US Lawmakers Introduce Latest TikTok Ban Bill


By Alex Willemyns

A bipartisan group of U.S. lawmakers on Wednesday introduced a new bill that would allow for a ban on TikTok if its Chinese parent company ByteDance does not divest from the social media app.

Led by Rep. Mike Gallagher, a Republican from Wisconsin and chairman of the House Select Committee on the Chinese Communist Party, the lawmakers said the bill would allow the U.S. president to ban foreign-owned social media apps deemed national security threats.

But the owners of those apps would be given a grace period to sell the apps to American owners to avoid the ban, they said.

“This bill is not a ban, and it’s really not about TikTok. This bill is a choice,” said Rep. Raja Krishnamoorthi, a Democrat from Illinois and his party’s top member on the committee, at a press conference.

“It’s a choice for ByteDance, as well as any other social media app controlled by a foreign adversary,” he said. “ByteDance has repeatedly used the TikTok platform in ways that undermine not just American national security, but the interests of its users.”

The bill, which will be formally introduced to the House of Representatives on Thursday, is similar to one introduced by the Senate Intelligence Committee last year that was backed by the Biden administration. The White House called the new bill “welcome.”

Foreign media control

Both Gallagher and Krishnamoorthi told reporters that it is not possible for ByteDance, as it claims, to operate independently of China’s government and to keep user data secure from authorities.

Krishnamoorthi noted that TikTok editor-in-chief Zhang Fuping, for instance, is also the general-secretary of the company’s Communist Party of China cell, which acts as the official liaison with Beijing.
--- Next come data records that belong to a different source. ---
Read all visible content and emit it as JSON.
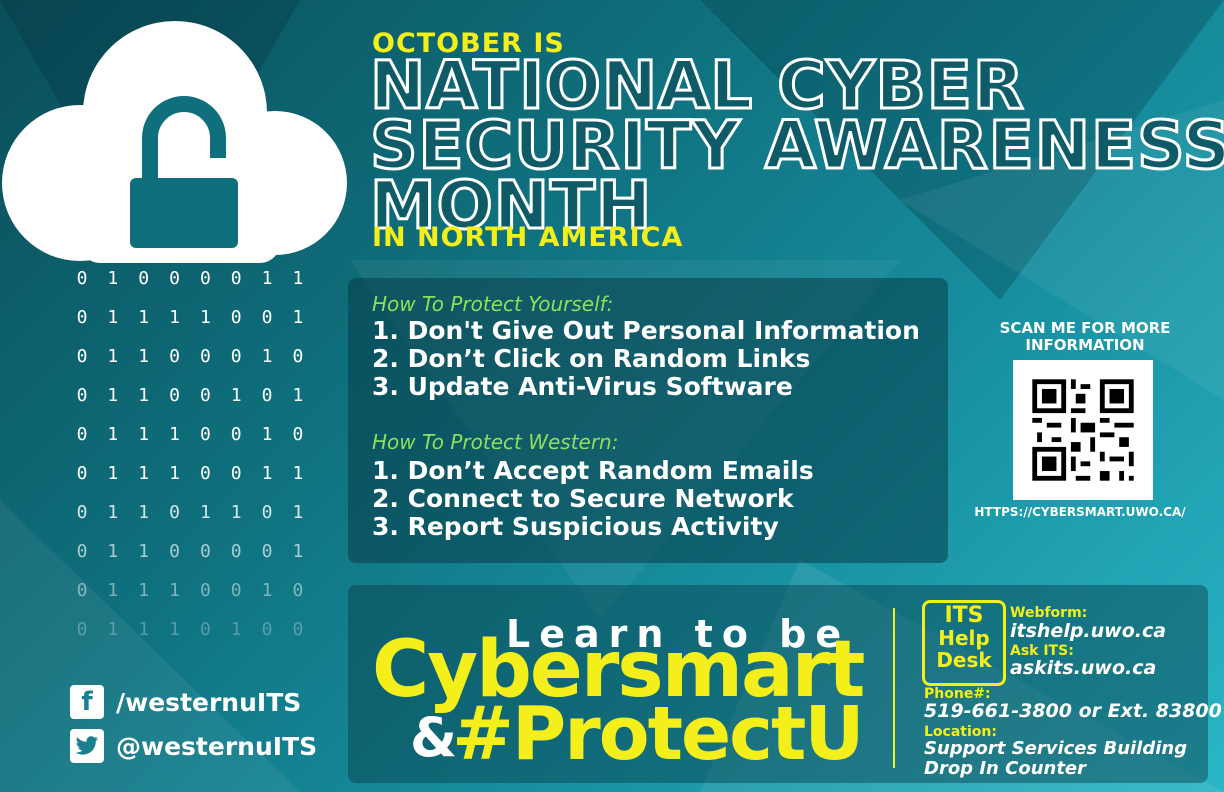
{
  "header": {
    "october_is": "OCTOBER IS",
    "title_lines": [
      "NATIONAL CYBER",
      "SECURITY AWARENESS",
      "MONTH"
    ],
    "in_north_america": "IN NORTH AMERICA"
  },
  "binary_rows": [
    "01000011",
    "01111001",
    "01100010",
    "01100101",
    "01110010",
    "01110011",
    "01101101",
    "01100001",
    "01110010",
    "01110100"
  ],
  "social": {
    "facebook": "/westernuITS",
    "twitter": "@westernuITS"
  },
  "protect_yourself": {
    "heading": "How To Protect Yourself:",
    "items": [
      "1. Don't Give Out Personal Information",
      "2. Don’t Click on Random Links",
      "3. Update Anti-Virus Software"
    ]
  },
  "protect_western": {
    "heading": "How To Protect Western:",
    "items": [
      "1. Don’t Accept Random Emails",
      "2. Connect to Secure Network",
      "3. Report Suspicious Activity"
    ]
  },
  "qr": {
    "scan_text": "SCAN ME FOR MORE INFORMATION",
    "url": "HTTPS://CYBERSMART.UWO.CA/"
  },
  "slogan": {
    "learn": "Learn to be",
    "cybersmart": "Cybersmart",
    "amp": "&",
    "protect": "#ProtectU"
  },
  "its": {
    "logo": [
      "ITS",
      "Help",
      "Desk"
    ],
    "webform_label": "Webform:",
    "webform_value": "itshelp.uwo.ca",
    "ask_label": "Ask ITS:",
    "ask_value": "askits.uwo.ca",
    "phone_label": "Phone#:",
    "phone_value": "519-661-3800 or Ext. 83800",
    "location_label": "Location:",
    "location_value_1": "Support Services Building",
    "location_value_2": "Drop In Counter"
  },
  "colors": {
    "accent_yellow": "#f4ef1b",
    "accent_green": "#8ee05c",
    "teal_dark": "#0e5a66"
  }
}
“In China,” Gallagher added, “there is no such thing as a private company. The ruling authority, the Chinese Communist Party, and its leader Xi Jinping, have their hands deep in the inner workings of the company with devastating consequences for our personal freedoms.”

He said that meant America’s most popular social media app was a propaganda threat, likening the situation to a hypothetical one in which Soviet officials ran the New York Times, Washington Post and network TV stations ABC and NBC at the height of the Cold War in the 1960s.

“TikTok’s parent company, ByteDance, is legally required to support the work of the Chinese Communist Party,” he said. “And under ByteDance’s ownership structure, the Chinese government has the ability to manipulate TikTok’s algorithm surveillance.”

ByteDance has strenuously denied claims it takes orders from Beijing, with its CEO last year telling Congress that the company was prepared to undergo auditing of its servers to prove user data was secure.

Liu Pengyu, the spokesperson for the Chinese Embassy in Washington, told Radio Free Asia on Wednesday he believed the bill was the latest attempt to “deliberately overstretch the concept of national security to wear down Chinese enterprises.”

He denied Beijing influenced TikTok’s American operations.

“The company concerned is a private enterprise that conducts business in the U.S. in accordance with market principles and international rules and complies with U.S. laws,” Liu said in an email, appealing for “fair, just and non-discriminatory treatment.”

Biotech ban

The TikTok bill was not the only bill before Congress on Wednesday that could ban Chinese companies from a U.S. presence.

A Senate committee separately approved 11-to-1 a bill that would ban U.S. federal agencies from working with Chinese biotech firms accused of surreptitiously collecting Americans’ genetic information. 

That bill passed with bipartisan support in minutes, with only Sen. Rand Paul, a Republican from Kentucky, voting against it, after explaining he was concerned anti-China sentiment was clouding good policy.

There was an American company that “also does business in China that really loves this bill because it bans their competition,” Paul said, adding that he had “no love lost for some of these companies” as one of the most vocal critics of China’s collection of genetic data. 

“You know, over the last year or two, I’ve been quite concerned with what’s been going on in China with DNA synthesis with the possibility that the [COVID-19] virus came from the lab in Wuhan,” Paul said.

“I do worry, though, that as our anger builds with China, that this idea of disengaging really has an overlay of provincial interests,” he added, cautioning that some bills were verging on “protectionism.”

The most prominent of the firms targeted by the bill, WuXi Apptec, last month denied collecting genetic data and rejected the claim it poses a national security threat due to its own ties to China’s government.


Radio Free Asia’s mission is to provide accurate and timely news and information to Asian countries whose governments prohibit access to a free press. Content used with the permission of Radio Free Asia, 2025 M St. NW, Suite 300, Washington DC 20036.

Leave a Reply

Your email address will not be published. Required fields are marked *